**Items from an interface collection**
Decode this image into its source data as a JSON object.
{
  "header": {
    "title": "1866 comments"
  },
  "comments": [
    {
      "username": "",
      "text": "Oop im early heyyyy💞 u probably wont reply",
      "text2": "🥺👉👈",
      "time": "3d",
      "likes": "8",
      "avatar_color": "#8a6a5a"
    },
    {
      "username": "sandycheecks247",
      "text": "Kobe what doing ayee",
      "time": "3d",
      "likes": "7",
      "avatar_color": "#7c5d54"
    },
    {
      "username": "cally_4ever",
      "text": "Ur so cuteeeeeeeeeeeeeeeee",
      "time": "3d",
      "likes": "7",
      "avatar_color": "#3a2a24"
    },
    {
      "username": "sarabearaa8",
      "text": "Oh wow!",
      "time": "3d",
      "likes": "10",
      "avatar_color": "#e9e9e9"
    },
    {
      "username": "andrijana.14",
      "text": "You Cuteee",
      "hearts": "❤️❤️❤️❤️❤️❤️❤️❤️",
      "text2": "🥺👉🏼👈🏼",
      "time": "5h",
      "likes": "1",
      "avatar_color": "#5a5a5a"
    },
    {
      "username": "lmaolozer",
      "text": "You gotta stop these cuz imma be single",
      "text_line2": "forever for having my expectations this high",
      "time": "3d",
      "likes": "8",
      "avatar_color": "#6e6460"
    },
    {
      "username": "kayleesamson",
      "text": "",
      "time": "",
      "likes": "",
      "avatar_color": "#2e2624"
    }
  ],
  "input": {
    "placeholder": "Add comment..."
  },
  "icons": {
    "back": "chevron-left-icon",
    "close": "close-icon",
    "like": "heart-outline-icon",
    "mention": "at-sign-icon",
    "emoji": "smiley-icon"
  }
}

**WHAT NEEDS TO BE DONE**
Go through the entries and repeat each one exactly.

**ANSWER TO THIS TASK**
Decode this image into its source data as a JSON object.
{
  "header": {
    "title": "1866 comments"
  },
  "comments": [
    {
      "username": "",
      "text": "Oop im early heyyyy💞 u probably wont reply",
      "text2": "🥺👉👈",
      "time": "3d",
      "likes": "8",
      "avatar_color": "#8a6a5a"
    },
    {
      "username": "sandycheecks247",
      "text": "Kobe what doing ayee",
      "time": "3d",
      "likes": "7",
      "avatar_color": "#7c5d54"
    },
    {
      "username": "cally_4ever",
      "text": "Ur so cuteeeeeeeeeeeeeeeee",
      "time": "3d",
      "likes": "7",
      "avatar_color": "#3a2a24"
    },
    {
      "username": "sarabearaa8",
      "text": "Oh wow!",
      "time": "3d",
      "likes": "10",
      "avatar_color": "#e9e9e9"
    },
    {
      "username": "andrijana.14",
      "text": "You Cuteee",
      "hearts": "❤️❤️❤️❤️❤️❤️❤️❤️",
      "text2": "🥺👉🏼👈🏼",
      "time": "5h",
      "likes": "1",
      "avatar_color": "#5a5a5a"
    },
    {
      "username": "lmaolozer",
      "text": "You gotta stop these cuz imma be single",
      "text_line2": "forever for having my expectations this high",
      "time": "3d",
      "likes": "8",
      "avatar_color": "#6e6460"
    },
    {
      "username": "kayleesamson",
      "text": "",
      "time": "",
      "likes": "",
      "avatar_color": "#2e2624"
    }
  ],
  "input": {
    "placeholder": "Add comment..."
  },
  "icons": {
    "back": "chevron-left-icon",
    "close": "close-icon",
    "like": "heart-outline-icon",
    "mention": "at-sign-icon",
    "emoji": "smiley-icon"
  }
}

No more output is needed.